The star of the evening was the 2007 Chris Ringland Ebenezer Shiraz. And what's not to like about this wine? Beautiful silky black fruits are robed in veils of vanilla and toasty oak. It just tastes too good and is way too easy to drink. Surprisingly, Chris says this wine is just a baby and recommends using a Vinerator wine aerator or double-decanting the wine to see all the comlexity. People seemed to like it straight from the bottle as we sold every bottle we had in the store.

And then they went to the table with the big-boy wines!

First up was the Chateau Chateau 2007 David and Goliath McLaren Vale Grenache. The Chateau Chateau series features small lots of exceptional single vineyard Grenache. The spectacular labels are designed by the Hungarian Artist, Istvan Orosz, who creates images with impossible objects, optical illusions and double-meanings. The David and Goliath, 100 cases produced from 80 year old vines aged in neutral barrels, featured layers of richly perfumed red fruits, spices, minerals and leather.

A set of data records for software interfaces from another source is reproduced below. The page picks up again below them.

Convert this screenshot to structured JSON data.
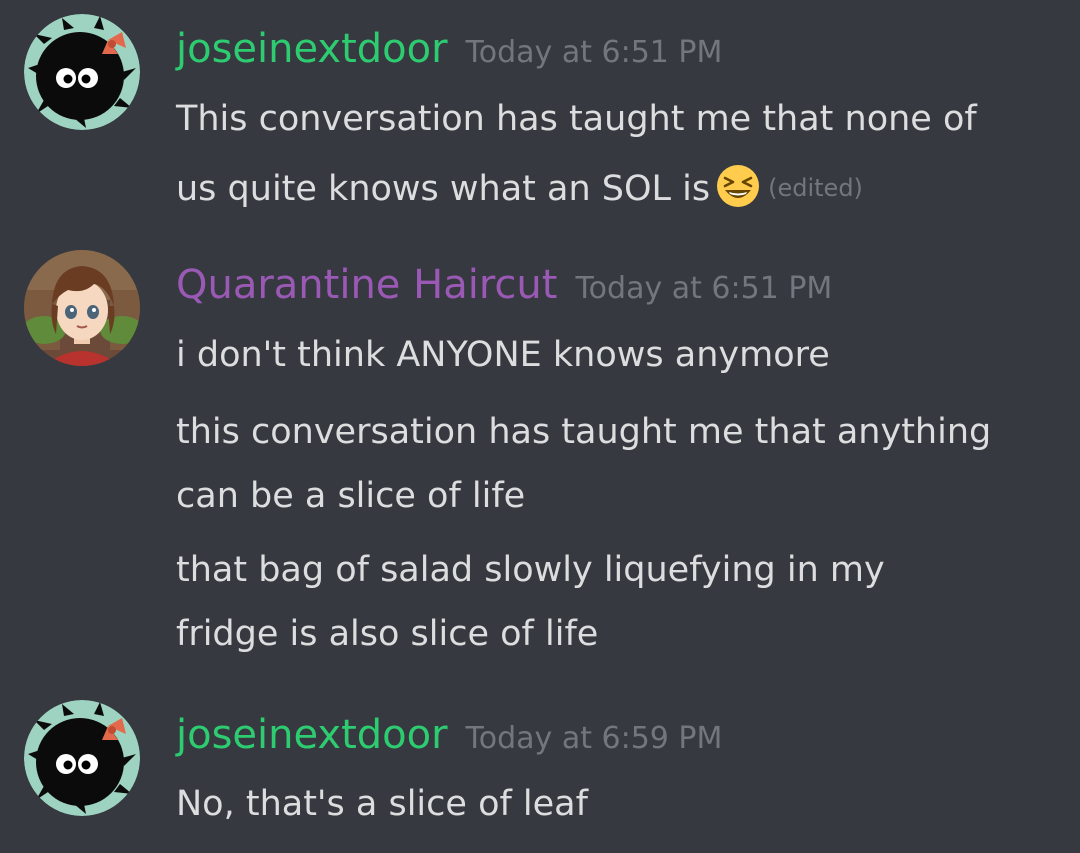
{
  "messages": [
    {
      "author": "joseinextdoor",
      "author_color": "#2ecc71",
      "avatar_icon": "soot-sprite-avatar-icon",
      "timestamp": "Today at 6:51 PM",
      "lines": [
        "This conversation has taught me that none of",
        "us quite knows what an SOL is"
      ],
      "emoji": "laughing-emoji-icon",
      "edited_label": "(edited)"
    },
    {
      "author": "Quarantine Haircut",
      "author_color": "#9b59b6",
      "avatar_icon": "anime-girl-avatar-icon",
      "timestamp": "Today at 6:51 PM",
      "lines": [
        "i don't think ANYONE knows anymore",
        "this conversation has taught me that anything",
        "can be a slice of life",
        "that bag of salad slowly liquefying in my",
        "fridge is also slice of life"
      ]
    },
    {
      "author": "joseinextdoor",
      "author_color": "#2ecc71",
      "avatar_icon": "soot-sprite-avatar-icon",
      "timestamp": "Today at 6:59 PM",
      "lines": [
        "No, that's a slice of leaf"
      ]
    }
  ],
  "colors": {
    "background": "#36393f",
    "text": "#dcddde",
    "muted": "#72767d"
  }
}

The next three wines were extremely limited expressions of Shiraz and were only available on a pre-sale basis. Evil Incarnate 2004 and The Wine 2004 are both sourced from the Hoffman Vineyard in Ebenezer, but the barrels selected for each wine were selected for their unique characteristics. Evil Incarnate was aged for 36 months in French hogsheads. The multitude of pure black fruits were precisely etched, with soy and truffles leading down a dark path of smoky earth and finely integrated tannin. The Wine saw the same barrel regimen, but the fruits are richer and more opulent and are graced with notes of soy and hoisin before dissolving into a long finish with fine tannin and dark chocolates.
Anamorphosis 2006 is sourced from Kalimna and was aged for 30 months in new French oak barrels made from four of France's finest coopers. The wine explodes on the palate in a dizzying array of red and black fruits. Imagine berries of pomegranate, huckleberry, raspberry, blackberry, red currant, black currant and cranberry all popping crazy on your palate simultaneously. Something like that. And then it just slowly dissolves into infinite inky blackness. Nice.

It so happens that the word 'anamorphosis' has a very specific meaning. (I had to look it up!)  An 'anamorphisis' is a drawing that presents a distorted image which only appears in its natural form under certain conditions, say, viewed in a cylindrical mirrored surface, like a wine bottle. Istvan Orosz specializes in such things. The wine comes in a special box with the bottle (in a black fabric bag to protect the mirrored finish) and the poster with the inscrutable drawing of a forest floor on which to place the bottle to reveal the image.